Also, if you haven't seen already my setup is here: https://www.reddit.com/r/AutoDetailing/comments/8hnuto/my_budget_friendly_wallmounted_sunjoe_w_aquarium/
Personally, I use Meguiar's D101 though if you don't want to buy a whole gallon of concentrate Chemical Guys All Clean + is also good. The AC+ is a concentrate too, even though it comes in a spray bottle.
If you have a Harbor Freight nearby they have a polisher that is reasonably priced, I believe they ship to Canada as well. They're polisher runs roughly $60 plus around $10-15 for a backing plate.
Here's the harbor freight one
I believe they ship to Canada.
From Amazon here's a 5" backing plate
And a 3" one
The issue with the one you have selected is it does not have enough power to double as a tool that can offer correction. So effectively it is only a wax spreader, whereas the polisher doubles as a machine that you can use for paint correction as well as a wax spreader.
Keep the speeds set low when suing wax as you are not working it into the paint (2 should do).
Thanks, maybe I'll just get something like this then: https://www.amazon.co.uk/Meguiars-D10101-Detailer-Purpose-Cleaner/dp/B0006SH4GE
Also, I need to know the order of doing some serious exterior detailing.

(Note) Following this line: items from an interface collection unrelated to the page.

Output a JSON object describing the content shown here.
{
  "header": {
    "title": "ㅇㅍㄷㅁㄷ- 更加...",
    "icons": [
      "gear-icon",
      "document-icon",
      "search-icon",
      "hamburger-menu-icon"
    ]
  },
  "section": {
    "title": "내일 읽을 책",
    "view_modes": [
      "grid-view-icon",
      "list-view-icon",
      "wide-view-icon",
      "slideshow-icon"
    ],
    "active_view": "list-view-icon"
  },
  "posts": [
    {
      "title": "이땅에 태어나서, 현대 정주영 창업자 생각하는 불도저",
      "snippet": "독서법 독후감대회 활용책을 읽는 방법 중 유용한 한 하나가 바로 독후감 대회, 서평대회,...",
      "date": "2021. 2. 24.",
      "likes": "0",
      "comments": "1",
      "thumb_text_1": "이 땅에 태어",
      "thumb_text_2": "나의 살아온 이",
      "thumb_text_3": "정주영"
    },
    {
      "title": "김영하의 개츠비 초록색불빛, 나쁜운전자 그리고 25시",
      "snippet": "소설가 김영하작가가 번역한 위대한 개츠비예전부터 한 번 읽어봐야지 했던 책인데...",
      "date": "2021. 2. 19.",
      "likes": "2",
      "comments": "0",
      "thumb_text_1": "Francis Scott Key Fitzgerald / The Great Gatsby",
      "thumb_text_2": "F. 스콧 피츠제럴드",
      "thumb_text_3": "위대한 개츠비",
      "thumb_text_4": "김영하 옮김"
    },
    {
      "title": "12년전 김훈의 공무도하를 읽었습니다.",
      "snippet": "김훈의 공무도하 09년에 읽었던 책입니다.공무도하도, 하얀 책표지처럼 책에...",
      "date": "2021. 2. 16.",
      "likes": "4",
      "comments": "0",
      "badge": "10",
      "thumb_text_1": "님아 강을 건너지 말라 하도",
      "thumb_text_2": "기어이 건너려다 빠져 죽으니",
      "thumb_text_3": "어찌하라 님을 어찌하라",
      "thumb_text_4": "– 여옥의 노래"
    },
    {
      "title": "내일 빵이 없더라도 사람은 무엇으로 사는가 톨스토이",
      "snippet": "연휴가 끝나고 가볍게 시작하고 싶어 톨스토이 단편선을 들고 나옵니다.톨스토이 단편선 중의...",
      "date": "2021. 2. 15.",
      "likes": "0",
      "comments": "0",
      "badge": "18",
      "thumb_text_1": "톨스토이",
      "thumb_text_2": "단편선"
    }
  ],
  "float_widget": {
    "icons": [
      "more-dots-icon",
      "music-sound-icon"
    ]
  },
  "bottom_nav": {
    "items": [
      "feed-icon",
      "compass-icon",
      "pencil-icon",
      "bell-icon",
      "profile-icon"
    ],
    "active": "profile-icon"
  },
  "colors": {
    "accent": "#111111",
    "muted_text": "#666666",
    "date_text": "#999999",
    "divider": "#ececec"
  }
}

From what I know now, it starts off with a regular car wash, then claying, then a wax/sealant. Any help on what products to buy, how to use them and the order of everything would be sweet. This is a kit I've been looking at for a while: http://www.amazon.com/Meguiars-Complete-Car-Care-Kit/dp/B0012ZEZ8A/ref=sr_1_1?ie=UTF8&amp;qid=1394395064&amp;sr=8-1&amp;keywords=Meguiar
I have found that Optimum works really well. Also, the last coat works really, really well for me.
These chemical guys towels have worked really well for me. Combined with their microfiber wash, they’ve stayed very soft and clean.
Chemical Guys MIC_506_12 Professional Grade Premium Microfiber Towels, Gold (16 in. x 16 in.) (Pack of 12) https://www.amazon.com/dp/B00A8MZ7IA/ref=cm_sw_r_cp_api_i_-NdcBbAN0K9FS
This is what I use: Gilmour sprayer
You don't get a super thick layer of foam like the pressure washer ones do, but it's a very easy and convenient way to put soapy water on your car.
example: foamed up
I'd try some type of glossy interior detailer. It will cover it up and possibly restore some of the oils back into the plastic.
This is good stuff.
If it's painted, you might be out of luck. It looks like bare plastic in the pic but I just saw you comment about taking the paint off.
I picked up my bottle of it on amazon. Presently it's about $17 a bottle. I'm sure the pricezombie will chime in on price history...
EDIT: Just curious, where did you find it locally?